(Trinidad Guardian) Prime Minister Keith Rowley’s apology to the Hindu community concerning the PNM’s controversial sari skit should be copied by all PNMites including party social media activists, says Pundit Satyanand Maharaj.
Maharaj led last week’s Hindu community protests on the skit, calling on Rowley to apologise.
Maharaj reacted on Sunday after Rowley apologised during last Saturday’s PNM Malabar meeting.
Following the furore over the skit showing men dressed as gorillas unravelling a woman’s sari, Maharaj led a group of protesters from all over T&T—wearing saris and other East Indian traditional wear—outside of Rowley’s office last Thursday.
They believed the skit was a simulation of violence toward women, a mockery of Hinduism and depiction of political violence.
On Sunday Maharaj said: “I wish to unreservedly thank the Prime Minister for his unconditional apology.
“This apology is an about-turn from the description of ‘foolishness’ by the Prime Minister of those who expressed disgust with the skit.”
“National Security Stuart Young who indicated the skit was ‘a bit of fun’ as well as PNM social media activists need to make similar acts of contrition. One can only hope the Prime Minister’s apology will be also copied by the followers,” he said. Young, the Minister in the Office of the Prime Minister, Communication and National Security, apologised in a Facebook post yesterday.
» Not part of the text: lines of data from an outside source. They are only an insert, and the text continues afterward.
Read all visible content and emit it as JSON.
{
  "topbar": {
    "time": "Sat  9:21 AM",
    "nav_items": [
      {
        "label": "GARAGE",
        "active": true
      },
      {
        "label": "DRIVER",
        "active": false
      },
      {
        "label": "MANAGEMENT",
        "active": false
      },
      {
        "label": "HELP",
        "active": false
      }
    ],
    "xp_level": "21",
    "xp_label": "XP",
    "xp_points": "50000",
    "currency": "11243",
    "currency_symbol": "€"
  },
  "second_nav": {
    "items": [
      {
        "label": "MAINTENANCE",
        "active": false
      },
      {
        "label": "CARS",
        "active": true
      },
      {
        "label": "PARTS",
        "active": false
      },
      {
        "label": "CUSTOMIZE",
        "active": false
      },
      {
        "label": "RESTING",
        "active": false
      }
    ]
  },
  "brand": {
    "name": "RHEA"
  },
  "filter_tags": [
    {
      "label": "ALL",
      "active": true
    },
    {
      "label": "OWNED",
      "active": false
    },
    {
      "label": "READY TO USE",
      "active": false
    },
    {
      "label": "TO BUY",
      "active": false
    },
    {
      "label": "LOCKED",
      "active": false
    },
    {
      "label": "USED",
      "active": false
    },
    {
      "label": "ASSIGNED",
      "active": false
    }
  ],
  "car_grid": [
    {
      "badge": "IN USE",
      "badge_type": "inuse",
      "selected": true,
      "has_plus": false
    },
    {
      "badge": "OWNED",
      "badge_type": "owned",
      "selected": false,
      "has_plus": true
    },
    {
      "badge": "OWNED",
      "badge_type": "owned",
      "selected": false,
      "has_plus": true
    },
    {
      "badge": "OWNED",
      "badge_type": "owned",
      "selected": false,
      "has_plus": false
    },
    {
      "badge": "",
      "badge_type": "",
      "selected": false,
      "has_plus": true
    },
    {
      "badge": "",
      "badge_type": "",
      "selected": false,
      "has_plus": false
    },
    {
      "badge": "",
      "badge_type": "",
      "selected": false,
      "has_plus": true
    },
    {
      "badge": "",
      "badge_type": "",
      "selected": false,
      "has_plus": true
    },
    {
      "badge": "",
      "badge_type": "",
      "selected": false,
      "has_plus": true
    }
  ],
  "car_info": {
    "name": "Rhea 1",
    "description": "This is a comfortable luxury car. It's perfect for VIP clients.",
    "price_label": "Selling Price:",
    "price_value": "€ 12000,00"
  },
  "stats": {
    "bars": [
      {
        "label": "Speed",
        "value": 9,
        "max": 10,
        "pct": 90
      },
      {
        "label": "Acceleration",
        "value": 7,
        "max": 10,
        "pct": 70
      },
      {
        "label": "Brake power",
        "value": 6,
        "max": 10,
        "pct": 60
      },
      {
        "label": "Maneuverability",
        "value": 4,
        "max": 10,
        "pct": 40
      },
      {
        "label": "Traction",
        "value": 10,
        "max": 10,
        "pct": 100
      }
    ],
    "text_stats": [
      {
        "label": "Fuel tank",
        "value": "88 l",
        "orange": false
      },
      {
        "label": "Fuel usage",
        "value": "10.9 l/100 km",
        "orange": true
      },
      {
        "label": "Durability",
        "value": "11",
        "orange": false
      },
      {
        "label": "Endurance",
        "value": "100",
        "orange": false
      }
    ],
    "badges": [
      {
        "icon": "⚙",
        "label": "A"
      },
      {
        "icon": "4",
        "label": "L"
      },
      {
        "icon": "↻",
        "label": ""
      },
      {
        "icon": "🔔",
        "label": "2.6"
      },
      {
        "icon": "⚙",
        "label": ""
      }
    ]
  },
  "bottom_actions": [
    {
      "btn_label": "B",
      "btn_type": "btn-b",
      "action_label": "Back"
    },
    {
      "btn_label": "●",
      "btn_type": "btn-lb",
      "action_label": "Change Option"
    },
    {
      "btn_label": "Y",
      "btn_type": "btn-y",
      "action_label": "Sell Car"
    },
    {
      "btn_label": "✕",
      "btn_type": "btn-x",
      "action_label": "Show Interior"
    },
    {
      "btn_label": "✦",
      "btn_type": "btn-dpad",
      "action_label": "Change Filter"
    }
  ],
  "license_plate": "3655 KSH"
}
Maharaj said: “The Prime Minister boasted his government was half Indian and those Indians had no issue or problem with the skit.
The silence or concurrence of the Indian/Hindu voices in the PNM who had advised the Prime Minister that the skit wasn’t offensive, what of their advice and counsel now? Were they simply “yes men” telling the Prime Minister what he wanted to hear? These types of advisers are perhaps the most dangerous.”
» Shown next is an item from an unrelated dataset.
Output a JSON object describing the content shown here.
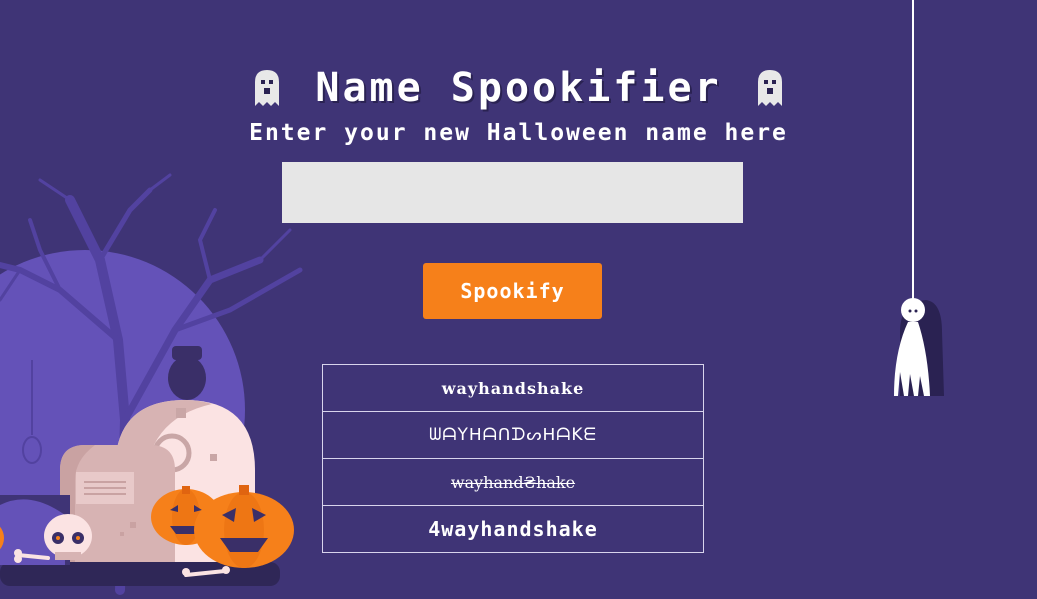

Maharaj noted the Prime Minister indicated that he was ignorant of Hindu culture.
“This insularity of the PNM, I recently was confronted with, from Finance Minister Colm Imbert, who indicated similar ignorance of mandirs at homes where property tax was concerned,” he said.
“How can the PNM feign to govern and make laws for the plural country of T&T when it’s disconnected to segments of the population? The Prime Minister, with this statement, has only underscored that the PNM is chiefly governing for one segment of the population. The Prime Minister gave no indication what steps were to be taken to address this serious deficiency,” he added.
PM took too long to say sorry —UNC Tabaquite MP Suruj While the Opposition UNC will be responding on the apology at tonight’s UNC Chaguanas meeting, UNC Tabaquite MP Suruj Rambachan says Rowley took too long to “come around” to apologising.
“He only did so when faced with rebellion inside the PNM and he realised how serious the consequences were.
If it wasn’t detrimental to PNM, he wouldn’t have apologised,” Rambachan added.
“He displayed insensitivity to the matter initially. I hope he now realises T&T’s a very diverse country where respect must be promoted by leaders if they want respect to pervade society and ensure social peace.
“The PNM has used a wave of subtle derogatory remarks to reinforce their base, from Eric Williams referring to the ‘recalcitrant minority’ and MP Fitzgerald Hinds’ ‘alligators from the lagoon’ to PNM Tobago’s ‘Calcutta ship’ reference. This establishes more than artificial divisions in society,” Rambachan said.
“I’m glad he said he’ll be more sensitive to the existence of other cultures and practices. Let’s hope for genuine follow-up.
“But while PNM got more votes—last election—in many areas including Tabaquite, people there are disappointed PNM used their religion in this derogatory way and they’ll express this at the polls.”
PNM Tabaquite chairman silent after Rowley’s apology PNM Tabaquite chairman Curtis Shade whose unit had performed the skit at PNM’s recent Family Day and who defended it, didn’t answer calls yesterday after apologies by Rowley and National Security Minister Young.
Shade had claimed the skit showed how PNM was winning UNC support.
He didn’t explain why people seen unwrapping the woman’s sari in the skit were dressed as gorillas, or addressed concerns this might infer PNMites were gorillas.
Opposition Leader Kamla Persad- Bissessar said the situation was an abuse of black males, continuing to portray them as apes.
Last Friday, Shade had refused to respond on calls for an apology, cut off calls and didn’t answer further after asking Guardian Media if an apology was being sought because PNM “was getting” UNC support in Tabaquite.
However, PNM Tabaquite vice chairman Julian Adams who had distanced himself from the skit last Friday and apologised in his personal capacity, said yesterday:
“I’m very grateful for my Prime Minister standing up to do the right thing as I know he does.
“I maintain if people are hurt over something, you must be able to do the right thing and apologise. The prayer ‘Our Father’ speaks to this.”
“I also stand by my view that anyone who felt hurt over this issue—whichever communities, religions or sectors—I apologise.
We’re all one T&T,” he said.